Zoom Video Communications’ second-quarter net profit rose more than 70.6 per cent year-on-year as the company achieved its first billion-dollar revenue quarter, underpinned by the increasing demand for video conferencing as companies ever more adopted hybrid work models.
The California-based company’s net profit attributable to shareholders climbed to $316.9 million, almost $131.2m more than the same period last year.
Revenue during the three-month period to July 31 increased 54 per cent on an annualised basis to $1.02 billion. It was nearly 6.8 per cent up on a quarterly basis.
"We achieved our first billion-dollar revenue quarter while delivering strong profitability and cash flow,” Zoom founder and chief executive Eric Yuan said.
The May-July period marked several milestones “on our expansion beyond the UC [unified communications] platform”, said Mr Yuan.
The Nasdaq-listed company, which has its headquarters in California, raised its revenue outlook for the third quarter ending in October this year and the 2021-2022 financial year.
Third-quarter revenue was forecast in the range of $1.01bn and $1.02bn while full-year revenue is expected to be between $4bn and $4.02 – about 55 per cent more than its financial earnings in the last financial year.
Zoom’s share price rose almost 2 per cent to $347.5 a share on Monday.

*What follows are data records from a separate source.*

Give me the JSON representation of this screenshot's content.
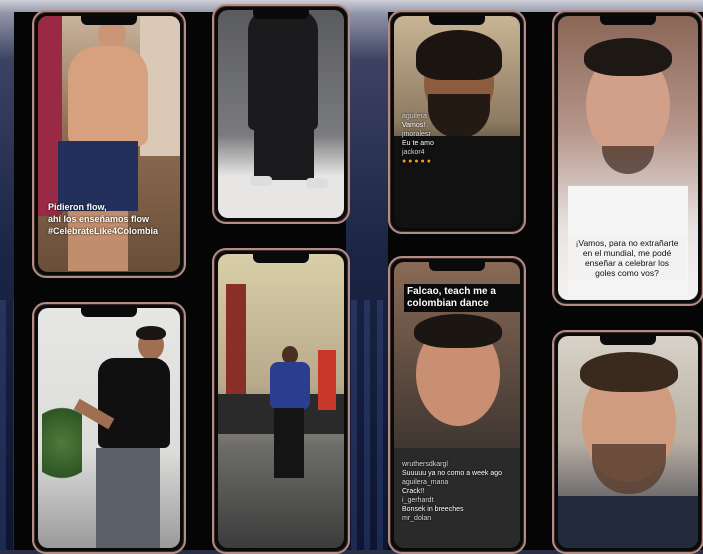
{
  "phones": {
    "p1": {
      "caption": "Pidieron flow,\nahí los enseñamos flow\n#CelebrateLike4Colombia"
    },
    "p5": {
      "caption": "Falcao, teach me a\ncolombian dance"
    },
    "p6": {
      "chat": [
        {
          "name": "wruthersdkargl",
          "msg": "Suuuuu ya no como a week ago"
        },
        {
          "name": "aguilera_mana",
          "msg": "Crack!!"
        },
        {
          "name": "i_gerhardt",
          "msg": "Bonsek in breeches"
        },
        {
          "name": "mr_dolan",
          "msg": ""
        }
      ]
    },
    "p7": {
      "caption": "¡Vamos, para no extrañarte\nen el mundial, me podé\nenseñar a celebrar los\ngoles como vos?"
    },
    "p3": {
      "chat": [
        {
          "name": "aguilera",
          "msg": "Vamos!"
        },
        {
          "name": "jmoralesr",
          "msg": "Eu te amo"
        },
        {
          "name": "jackor4",
          "msg": ""
        },
        {
          "name": "",
          "msg": "● ● ● ● ●"
        }
      ]
    }
  },
  "colors": {
    "frame": "#b48c86",
    "panel": "#050505"
  }
}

But it plunged nearly 11.4 per cent to $308 in after-hours trading. The company’s stock has gained almost 7 per cent over the past 12 months.
Zoom said its second quarter revenue growth was driven by “acquiring new customers and expanding across existing customers”.
As of July 31, the company had nearly 504,900 paid customers with more than 10 employees, up by almost 36 per cent from the same period last fiscal year.
Zoom, which became an essential service for office meetings and family gatherings during the Covid-19 pandemic, invested $82.3m in research and development in three months to July 31, almost 93 per cent more than the prior year period. It was more than 8 per cent of the total revenue earned during the quarter.
The company’s operating cash flow was $468m for the second quarter, nearly 66.7m more than the same period last year.
Total cash and marketable securities stood at $5.1bn on July 31.
Industry experts have said Zoom's sizeable cash reserves will help it acquire new start-ups and competitors in the space of video conferencing.
In its largest-ever acquisition, Zoom last month agreed to purchase cloud call centre software provider Five9 for $14.7bn as part of its strategy to adapt to the post-pandemic world.
It is the fourth deal by Zoom since the start of the Covid-19 pandemic, according to Bloomberg.
In June, it joined forces with German start-up Karlsruhe Information Technology Solutions-kites, a translation software maker. It was also part of an alliance that purchased a minority stake in a software firm Assembled in March and acquired Keybase Financial Group, a secure messaging and file-sharing service, last year.
Zoom’s biggest competitors include Google's Meet and Microsoft's Teams platforms. It is reportedly also developing an email facility that will compete with Google's Gmail and Microsoft's Outlook.